If you check your phone less than 48 times a day according to a RescueTime study; then you are doing better than the average user. To believe the Screen Time feature of my iPhone introduced by Apple in 2018 to cope with the chronic addiction of its users, I, for my part, activated it on average 118 times a day last month. Besides breathing, there are few actions that I repeat as often, and above all, as mechanically.
Not far from being an isolated phenomenon, a large part of us is addicted to digital. In different proportions, for different uses. However, digital addiction has today become a subject of public health. Among the main harmful effects, there is the drop in concentration: by consulting my phone 118 times a day, how many unnecessary interruptions?
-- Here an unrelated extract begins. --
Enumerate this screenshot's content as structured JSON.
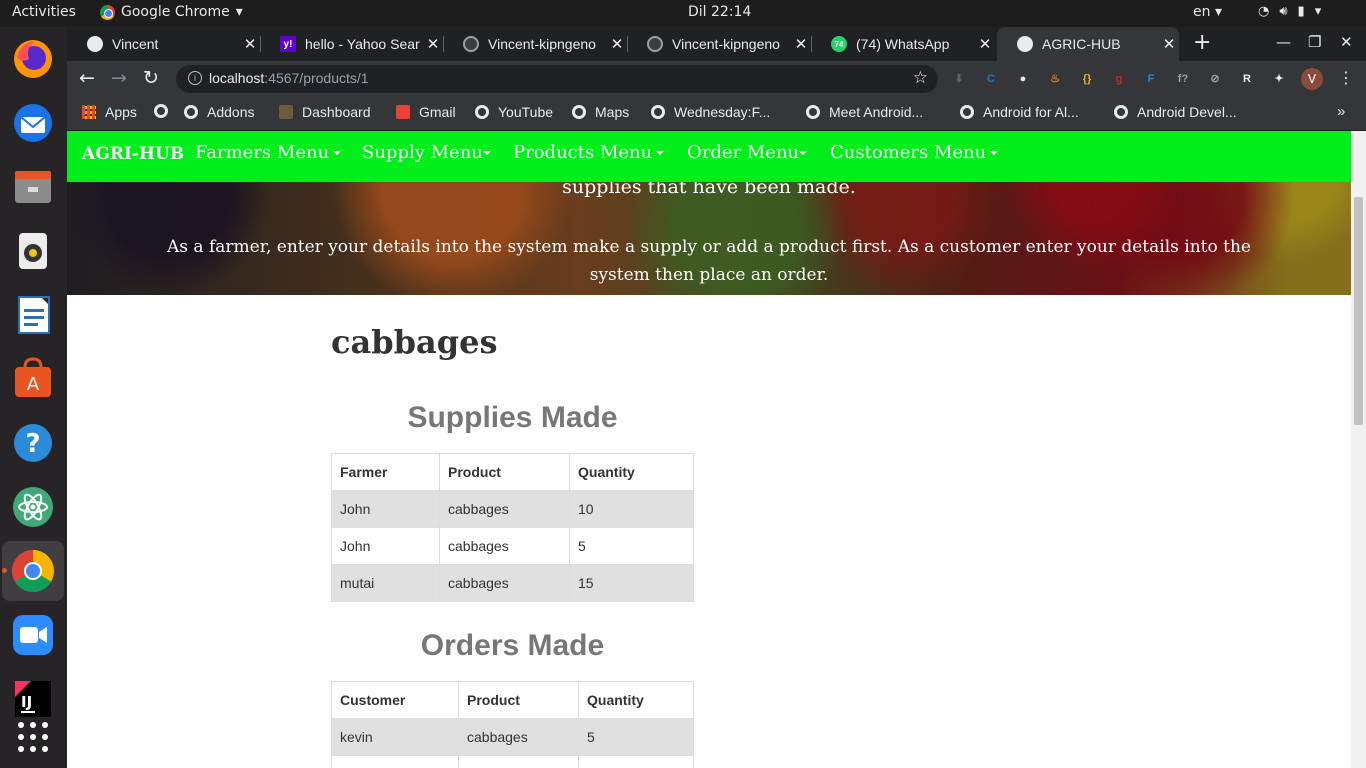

Some studies also point to serious risks to the development of basic skills for children, and even impacts on the mental health of adolescents. Especially since the time spent on screens continues to increase, driven by the development of social networks, streaming and allowed by the generalization of unlimited mobile subscriptions. And it is not ready to stop with the arrival of 5G, the new Eldorado promised by operators. 10 times more speed, the possibility of connecting 1,000 times more terminals at the same time and above all a latency 10 to 100 times better which allows us to imagine a plethora of new immersive services. Figures that make you dizzy.
A big question arises: should we welcome 5G with open arms? What impacts can we really expect on our digital consumption? Is 5G likely to further accelerate our already worrying digital addiction?
The first obvious impacts that can be expected from 5G are the overuse of today’s most common connected services: video streaming, video calls or network games for example. The equation is simple: more available flow = better experience = more consumption. And yet: while 3 million South Koreans have already subscribed to a 5G offer, it is difficult, after a few months already, to detect a real impact on screen time.
Why? These first users are mainly early adopters, technophiles, already very connected and the life-size test in South Korea is far from the theoretical promises of the technology: not standalone (it relies on the 4G LTE network), it is not not unlimited and remains confined to certain areas of Seoul and the latency disappoints.
But it would be a mistake to reduce the impact of 5G to simply increasing throughput. Because it is unlikely that being able to download a film in a second instead of a few minutes really increases my desire to see one more. To estimate the impact of 5G on our digital consumption, we must therefore take into account the two other improvements that this standard promises: very low latency, and the possibility of connecting a large number of terminals.
First of all, very low latency combined with improved throughput promises a real media revolution. No more Netflix , no more Instagramyes, but 5G will above all support the emergence of new services and uses, with an impact both on how to consume the media (in augmented reality, in virtual reality), and on the types of content (more numerous, more varied, better resolution, more interactive and personalized). Better distributed, and more attractive, the media will thus probably take an increasing part of our attention. Video games, already the first cultural good consumed by the French, also promise to take full advantage of 5G: virtual reality games without latency, but especially cloud gaming, which offers the possibility of being fully mobile and able to play all over.
But while network bandwidth will be increased tenfold with 5G, our attention bandwidth remains limited. Not all departments will be able to increase their share of available brain time. Watch out for overheating! Therefore, it is likely that we will see social networks compete with each other for their brain time available through gaming and virtual reality. Unless social networks also consume themselves in virtual reality? Difficult to predict which media will be the winners of the advent of 5G. The only certainty: the battle for our attention risks becoming more intense, and the tools deployed to capture it, always more addictive.
Thus, more than a simple increase in our digital time, we risk moving towards a more immersive, more interactive digital consumption.
That said, this media revolution is not for tomorrow. The considerable investment costs that operators have to bear, and especially the uncertainties linked to the 5G business model, postpone a massive deployment of 5G for several years, in any case, outside the major urban centers. This therefore offers us the most precious thing in a digital world that is racing at top speed: time. So, before giving in to the technological messianism of 5G, and gargling in front of the fantastic use cases it offers, let’s take the time to think about the impacts they will have on our digital addiction, and on their real necessity.
The necessary step back and responsibility does not rest only on the regulator and the operators, but it is also up to us, developers, designers and service operators, to design and having in mind the negative externalities of an addictive user experience and hyperconnected. The good news in all of this? The sobriety of use often rhymes with energetic sobriety. So, chick! Let’s bet today to take into account digital sobriety as a fundamental principle.